ONE: Sara Hussein: “Missing foot kicks surgery back thousands of years,” in The Australian, 7 September 2022
A skeleton with a missing foot discovered in a remote corner of Borneo rewrites the history of ancient medicine and proves amputation surgery was successfully carried out about 31,000 years ago. Previously, the earliest known amputation involved a 7000-year-old skeleton found in France, and experts believed such operations only emerged in settled agricultural societies.
Scientists excavating remains dating back some 31,000 years in the Liang Tebo cave in East Kalimantan. Picture: AFP

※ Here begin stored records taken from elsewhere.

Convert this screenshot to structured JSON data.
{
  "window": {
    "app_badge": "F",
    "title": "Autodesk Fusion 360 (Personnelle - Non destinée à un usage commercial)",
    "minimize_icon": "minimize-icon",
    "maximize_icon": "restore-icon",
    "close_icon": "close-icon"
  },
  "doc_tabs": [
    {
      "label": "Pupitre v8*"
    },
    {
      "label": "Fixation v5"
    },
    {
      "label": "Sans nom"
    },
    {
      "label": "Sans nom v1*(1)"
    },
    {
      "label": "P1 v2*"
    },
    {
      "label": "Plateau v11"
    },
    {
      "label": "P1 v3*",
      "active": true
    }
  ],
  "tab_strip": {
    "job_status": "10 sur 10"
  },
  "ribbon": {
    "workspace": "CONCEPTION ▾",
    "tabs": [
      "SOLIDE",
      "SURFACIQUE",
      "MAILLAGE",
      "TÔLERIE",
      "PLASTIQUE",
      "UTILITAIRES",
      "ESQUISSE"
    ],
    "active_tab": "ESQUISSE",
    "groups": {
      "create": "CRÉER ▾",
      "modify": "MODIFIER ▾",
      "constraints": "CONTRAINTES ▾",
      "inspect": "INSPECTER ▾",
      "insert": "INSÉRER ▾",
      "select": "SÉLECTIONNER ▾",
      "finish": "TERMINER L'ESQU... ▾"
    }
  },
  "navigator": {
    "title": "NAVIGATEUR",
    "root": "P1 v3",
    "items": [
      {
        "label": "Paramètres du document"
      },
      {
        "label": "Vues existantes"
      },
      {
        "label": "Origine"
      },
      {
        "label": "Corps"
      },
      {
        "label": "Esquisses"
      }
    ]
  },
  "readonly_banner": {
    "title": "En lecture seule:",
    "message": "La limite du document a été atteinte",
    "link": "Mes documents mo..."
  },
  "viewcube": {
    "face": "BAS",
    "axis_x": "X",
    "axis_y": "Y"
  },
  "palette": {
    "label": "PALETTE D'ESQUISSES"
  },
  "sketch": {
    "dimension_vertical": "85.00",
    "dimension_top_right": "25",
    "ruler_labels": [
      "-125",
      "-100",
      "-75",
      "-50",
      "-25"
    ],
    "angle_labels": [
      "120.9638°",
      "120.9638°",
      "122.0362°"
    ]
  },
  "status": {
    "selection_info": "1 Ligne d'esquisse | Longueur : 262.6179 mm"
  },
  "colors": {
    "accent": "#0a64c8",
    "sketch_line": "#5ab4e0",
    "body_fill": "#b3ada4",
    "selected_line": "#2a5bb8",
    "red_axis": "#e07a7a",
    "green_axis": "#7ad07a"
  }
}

The finding also suggests that Stone Age hunter-gatherers living in what is now Indonesia’s East Kalimantan province had sophisticated medical knowledge of anatomy and wound treatment.
“It rewrites our understanding of the development of this medical knowledge,” said Tim Maloney, a research fellow at Australia’s Griffith University, who led the work.
The skeleton was uncovered in 2020 in the imposing Liang Tebo cave known for its wall paintings dating back 40,000 years.
Surrounded by bats, terns and swiftlets, and interrupted by the occasional scorpion, scientists painstakingly removed sediment to reveal an astoundingly well-preserved skeleton. It was missing just one notable feature: its left ankle and foot. The base of the remaining leg bone had a surprising shape, with knobbly regrowth over an apparently clean break, strongly indicating that the ankle and foot were removed deliberately. “It’s very neat and oblique, you can actually see the surface and shape of the incision through the bone,” Dr Maloney said on Wednesday.
Other explanations, like an animal attack, crushing injury, or fall, would have created bone fractures and healing different from those seen in the skeleton’s leg.
TWO: “Foot missing from Stone Age skeleton may show oldest amputation,” 7 Sept 2022, … courtesy of Copyright 2022 Nexstar Media Inc….. https://www.wfla.com/news/world/foot-missing-from-stone-age-skeleton-may-show-oldest-amputation/